--- Provided records Enclosed Below ---
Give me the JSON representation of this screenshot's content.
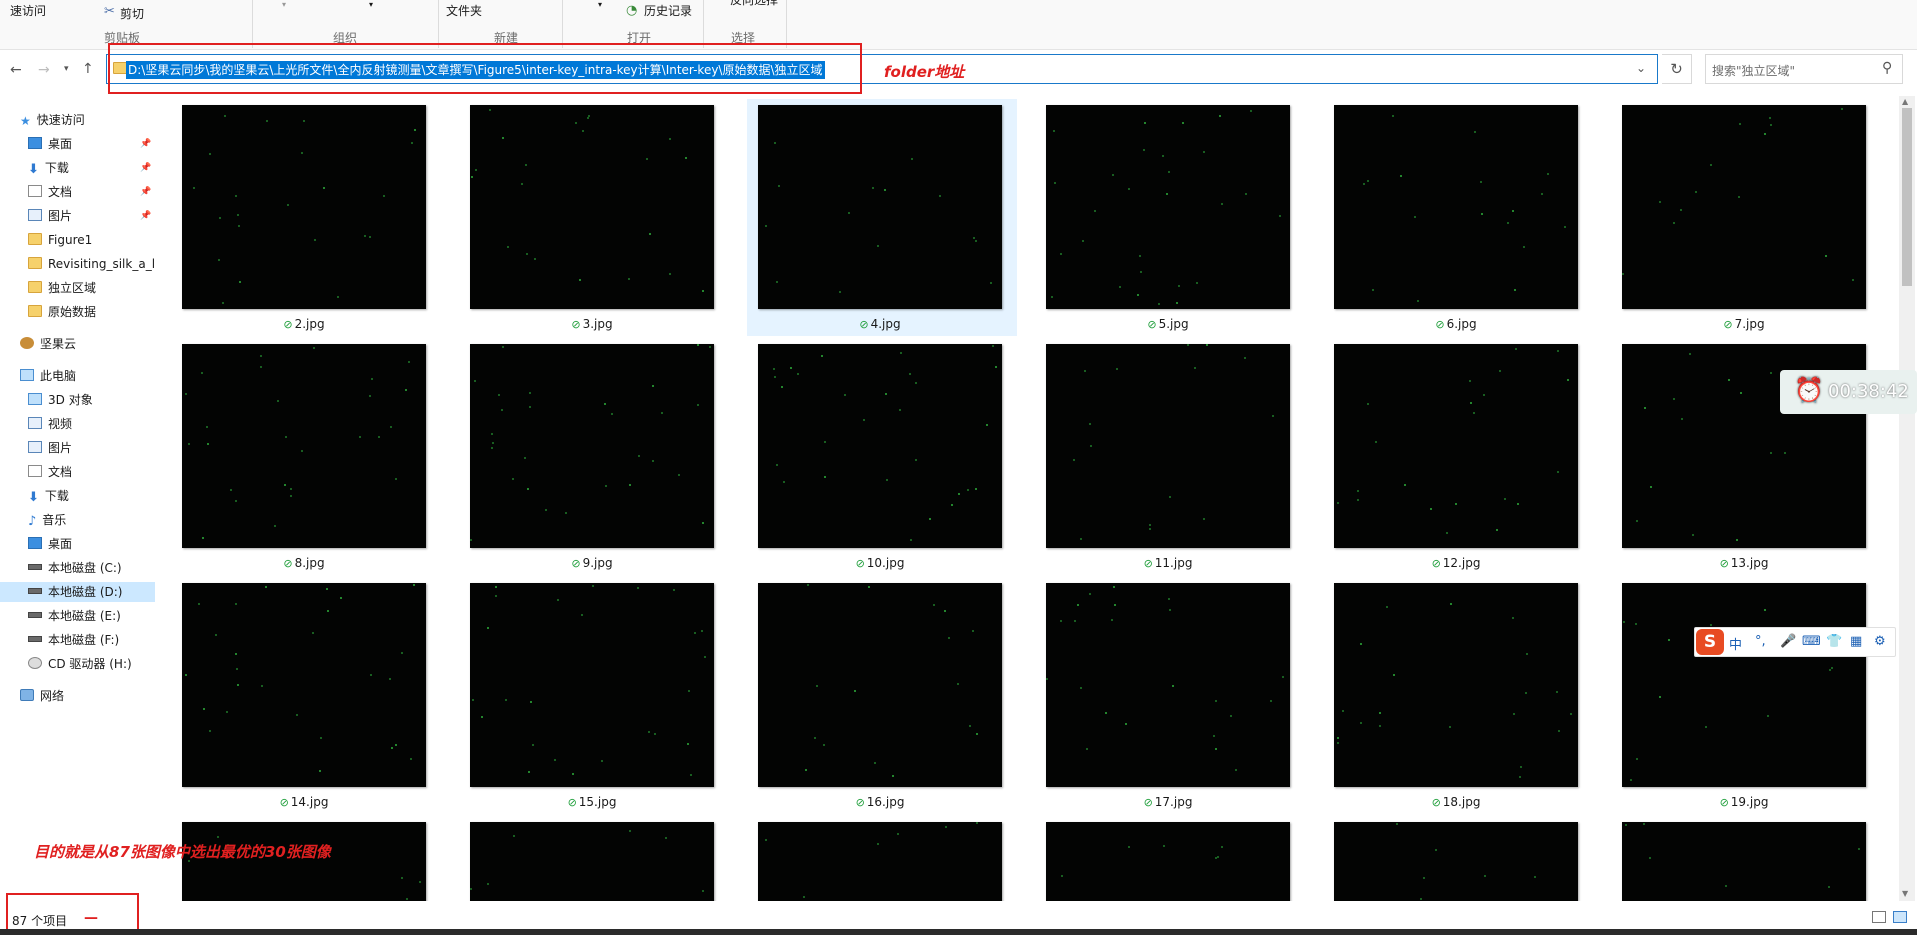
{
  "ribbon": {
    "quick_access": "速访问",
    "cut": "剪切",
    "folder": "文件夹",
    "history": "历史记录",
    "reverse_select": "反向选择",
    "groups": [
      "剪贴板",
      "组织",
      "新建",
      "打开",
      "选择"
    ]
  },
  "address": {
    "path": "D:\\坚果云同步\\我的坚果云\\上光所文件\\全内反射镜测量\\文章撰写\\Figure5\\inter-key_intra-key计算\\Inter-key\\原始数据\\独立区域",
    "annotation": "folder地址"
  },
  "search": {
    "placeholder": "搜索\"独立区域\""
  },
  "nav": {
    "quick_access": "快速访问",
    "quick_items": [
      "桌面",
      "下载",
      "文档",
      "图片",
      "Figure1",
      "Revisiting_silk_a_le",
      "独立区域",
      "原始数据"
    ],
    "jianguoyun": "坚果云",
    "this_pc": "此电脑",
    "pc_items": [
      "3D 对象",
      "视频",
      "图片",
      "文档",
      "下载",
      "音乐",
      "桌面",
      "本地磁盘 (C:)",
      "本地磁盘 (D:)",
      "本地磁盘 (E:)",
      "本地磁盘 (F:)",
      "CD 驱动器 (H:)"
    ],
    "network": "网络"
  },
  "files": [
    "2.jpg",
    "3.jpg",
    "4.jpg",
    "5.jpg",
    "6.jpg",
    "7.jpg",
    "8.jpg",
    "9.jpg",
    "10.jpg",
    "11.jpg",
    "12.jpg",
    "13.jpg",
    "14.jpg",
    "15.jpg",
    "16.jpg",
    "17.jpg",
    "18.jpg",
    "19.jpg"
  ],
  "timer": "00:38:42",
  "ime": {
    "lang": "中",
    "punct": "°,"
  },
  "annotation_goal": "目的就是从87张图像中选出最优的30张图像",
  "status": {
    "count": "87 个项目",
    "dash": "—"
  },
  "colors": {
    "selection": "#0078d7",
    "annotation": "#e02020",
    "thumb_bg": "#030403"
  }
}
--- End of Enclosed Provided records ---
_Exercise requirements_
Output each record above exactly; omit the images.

_Task output_
Give me the JSON representation of this screenshot's content.
{
  "ribbon": {
    "quick_access": "速访问",
    "cut": "剪切",
    "folder": "文件夹",
    "history": "历史记录",
    "reverse_select": "反向选择",
    "groups": [
      "剪贴板",
      "组织",
      "新建",
      "打开",
      "选择"
    ]
  },
  "address": {
    "path": "D:\\坚果云同步\\我的坚果云\\上光所文件\\全内反射镜测量\\文章撰写\\Figure5\\inter-key_intra-key计算\\Inter-key\\原始数据\\独立区域",
    "annotation": "folder地址"
  },
  "search": {
    "placeholder": "搜索\"独立区域\""
  },
  "nav": {
    "quick_access": "快速访问",
    "quick_items": [
      "桌面",
      "下载",
      "文档",
      "图片",
      "Figure1",
      "Revisiting_silk_a_le",
      "独立区域",
      "原始数据"
    ],
    "jianguoyun": "坚果云",
    "this_pc": "此电脑",
    "pc_items": [
      "3D 对象",
      "视频",
      "图片",
      "文档",
      "下载",
      "音乐",
      "桌面",
      "本地磁盘 (C:)",
      "本地磁盘 (D:)",
      "本地磁盘 (E:)",
      "本地磁盘 (F:)",
      "CD 驱动器 (H:)"
    ],
    "network": "网络"
  },
  "files": [
    "2.jpg",
    "3.jpg",
    "4.jpg",
    "5.jpg",
    "6.jpg",
    "7.jpg",
    "8.jpg",
    "9.jpg",
    "10.jpg",
    "11.jpg",
    "12.jpg",
    "13.jpg",
    "14.jpg",
    "15.jpg",
    "16.jpg",
    "17.jpg",
    "18.jpg",
    "19.jpg"
  ],
  "timer": "00:38:42",
  "ime": {
    "lang": "中",
    "punct": "°,"
  },
  "annotation_goal": "目的就是从87张图像中选出最优的30张图像",
  "status": {
    "count": "87 个项目",
    "dash": "—"
  },
  "colors": {
    "selection": "#0078d7",
    "annotation": "#e02020",
    "thumb_bg": "#030403"
  }
}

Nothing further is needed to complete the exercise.